[Requirement] Every entry below should appear in the answer exactly as written, apart from the pictures.
Provided records START
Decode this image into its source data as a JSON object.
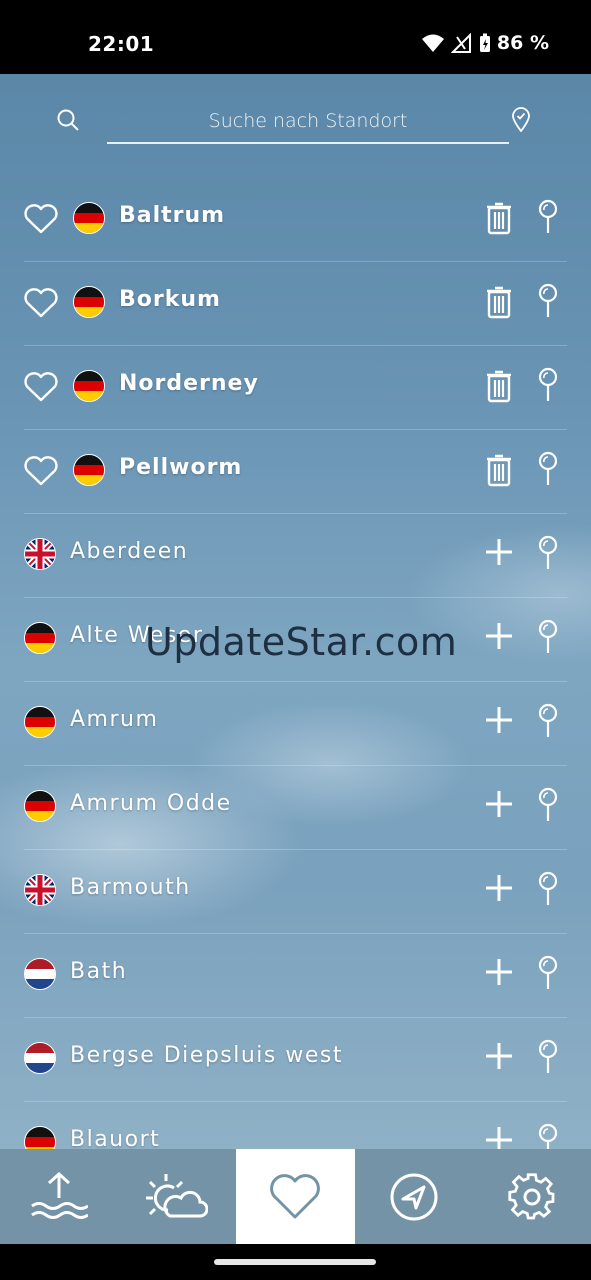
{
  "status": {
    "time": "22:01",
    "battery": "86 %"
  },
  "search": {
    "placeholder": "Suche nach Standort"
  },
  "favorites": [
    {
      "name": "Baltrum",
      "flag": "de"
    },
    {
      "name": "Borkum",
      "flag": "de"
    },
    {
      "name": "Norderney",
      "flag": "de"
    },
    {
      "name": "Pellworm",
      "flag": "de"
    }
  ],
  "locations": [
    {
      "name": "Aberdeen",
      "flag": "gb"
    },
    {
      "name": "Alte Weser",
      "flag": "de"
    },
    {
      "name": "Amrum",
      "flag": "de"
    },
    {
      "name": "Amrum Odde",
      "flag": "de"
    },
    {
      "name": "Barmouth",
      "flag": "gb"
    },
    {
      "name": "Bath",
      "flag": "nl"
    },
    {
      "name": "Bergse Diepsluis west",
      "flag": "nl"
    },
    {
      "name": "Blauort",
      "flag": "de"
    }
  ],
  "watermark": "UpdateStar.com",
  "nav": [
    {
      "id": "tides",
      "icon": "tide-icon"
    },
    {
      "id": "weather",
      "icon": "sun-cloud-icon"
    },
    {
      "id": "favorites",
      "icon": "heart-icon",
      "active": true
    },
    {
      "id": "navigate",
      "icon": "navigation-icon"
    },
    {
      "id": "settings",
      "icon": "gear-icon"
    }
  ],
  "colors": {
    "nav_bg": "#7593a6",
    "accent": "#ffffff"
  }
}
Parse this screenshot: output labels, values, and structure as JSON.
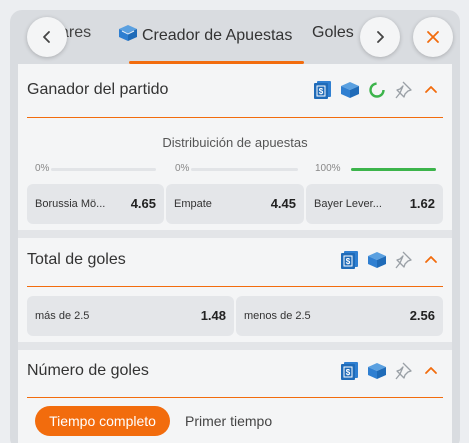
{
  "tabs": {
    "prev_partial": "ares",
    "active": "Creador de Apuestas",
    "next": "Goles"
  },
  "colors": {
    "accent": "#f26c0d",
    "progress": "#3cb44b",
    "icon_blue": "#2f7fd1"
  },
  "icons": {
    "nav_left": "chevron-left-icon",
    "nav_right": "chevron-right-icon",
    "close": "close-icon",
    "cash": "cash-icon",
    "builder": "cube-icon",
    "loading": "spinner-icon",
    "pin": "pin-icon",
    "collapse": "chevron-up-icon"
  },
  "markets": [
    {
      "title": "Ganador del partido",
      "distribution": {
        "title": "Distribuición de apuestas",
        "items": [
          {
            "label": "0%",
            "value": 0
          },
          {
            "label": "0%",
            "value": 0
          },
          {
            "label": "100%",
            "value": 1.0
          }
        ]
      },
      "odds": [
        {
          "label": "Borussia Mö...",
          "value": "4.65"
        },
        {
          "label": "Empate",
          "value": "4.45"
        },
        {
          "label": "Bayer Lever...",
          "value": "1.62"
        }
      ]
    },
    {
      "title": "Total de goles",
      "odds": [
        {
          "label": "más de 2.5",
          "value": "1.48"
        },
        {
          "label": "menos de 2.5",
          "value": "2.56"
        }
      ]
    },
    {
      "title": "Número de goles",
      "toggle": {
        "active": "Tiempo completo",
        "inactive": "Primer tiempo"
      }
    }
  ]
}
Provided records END
[Answer section]
Decode this image into its source data as a JSON object.
{
  "status": {
    "time": "22:01",
    "battery": "86 %"
  },
  "search": {
    "placeholder": "Suche nach Standort"
  },
  "favorites": [
    {
      "name": "Baltrum",
      "flag": "de"
    },
    {
      "name": "Borkum",
      "flag": "de"
    },
    {
      "name": "Norderney",
      "flag": "de"
    },
    {
      "name": "Pellworm",
      "flag": "de"
    }
  ],
  "locations": [
    {
      "name": "Aberdeen",
      "flag": "gb"
    },
    {
      "name": "Alte Weser",
      "flag": "de"
    },
    {
      "name": "Amrum",
      "flag": "de"
    },
    {
      "name": "Amrum Odde",
      "flag": "de"
    },
    {
      "name": "Barmouth",
      "flag": "gb"
    },
    {
      "name": "Bath",
      "flag": "nl"
    },
    {
      "name": "Bergse Diepsluis west",
      "flag": "nl"
    },
    {
      "name": "Blauort",
      "flag": "de"
    }
  ],
  "watermark": "UpdateStar.com",
  "nav": [
    {
      "id": "tides",
      "icon": "tide-icon"
    },
    {
      "id": "weather",
      "icon": "sun-cloud-icon"
    },
    {
      "id": "favorites",
      "icon": "heart-icon",
      "active": true
    },
    {
      "id": "navigate",
      "icon": "navigation-icon"
    },
    {
      "id": "settings",
      "icon": "gear-icon"
    }
  ],
  "colors": {
    "nav_bg": "#7593a6",
    "accent": "#ffffff"
  }
}
Parse this screenshot: output labels, values, and structure as JSON.
{
  "tabs": {
    "prev_partial": "ares",
    "active": "Creador de Apuestas",
    "next": "Goles"
  },
  "colors": {
    "accent": "#f26c0d",
    "progress": "#3cb44b",
    "icon_blue": "#2f7fd1"
  },
  "icons": {
    "nav_left": "chevron-left-icon",
    "nav_right": "chevron-right-icon",
    "close": "close-icon",
    "cash": "cash-icon",
    "builder": "cube-icon",
    "loading": "spinner-icon",
    "pin": "pin-icon",
    "collapse": "chevron-up-icon"
  },
  "markets": [
    {
      "title": "Ganador del partido",
      "distribution": {
        "title": "Distribuición de apuestas",
        "items": [
          {
            "label": "0%",
            "value": 0
          },
          {
            "label": "0%",
            "value": 0
          },
          {
            "label": "100%",
            "value": 1.0
          }
        ]
      },
      "odds": [
        {
          "label": "Borussia Mö...",
          "value": "4.65"
        },
        {
          "label": "Empate",
          "value": "4.45"
        },
        {
          "label": "Bayer Lever...",
          "value": "1.62"
        }
      ]
    },
    {
      "title": "Total de goles",
      "odds": [
        {
          "label": "más de 2.5",
          "value": "1.48"
        },
        {
          "label": "menos de 2.5",
          "value": "2.56"
        }
      ]
    },
    {
      "title": "Número de goles",
      "toggle": {
        "active": "Tiempo completo",
        "inactive": "Primer tiempo"
      }
    }
  ]
}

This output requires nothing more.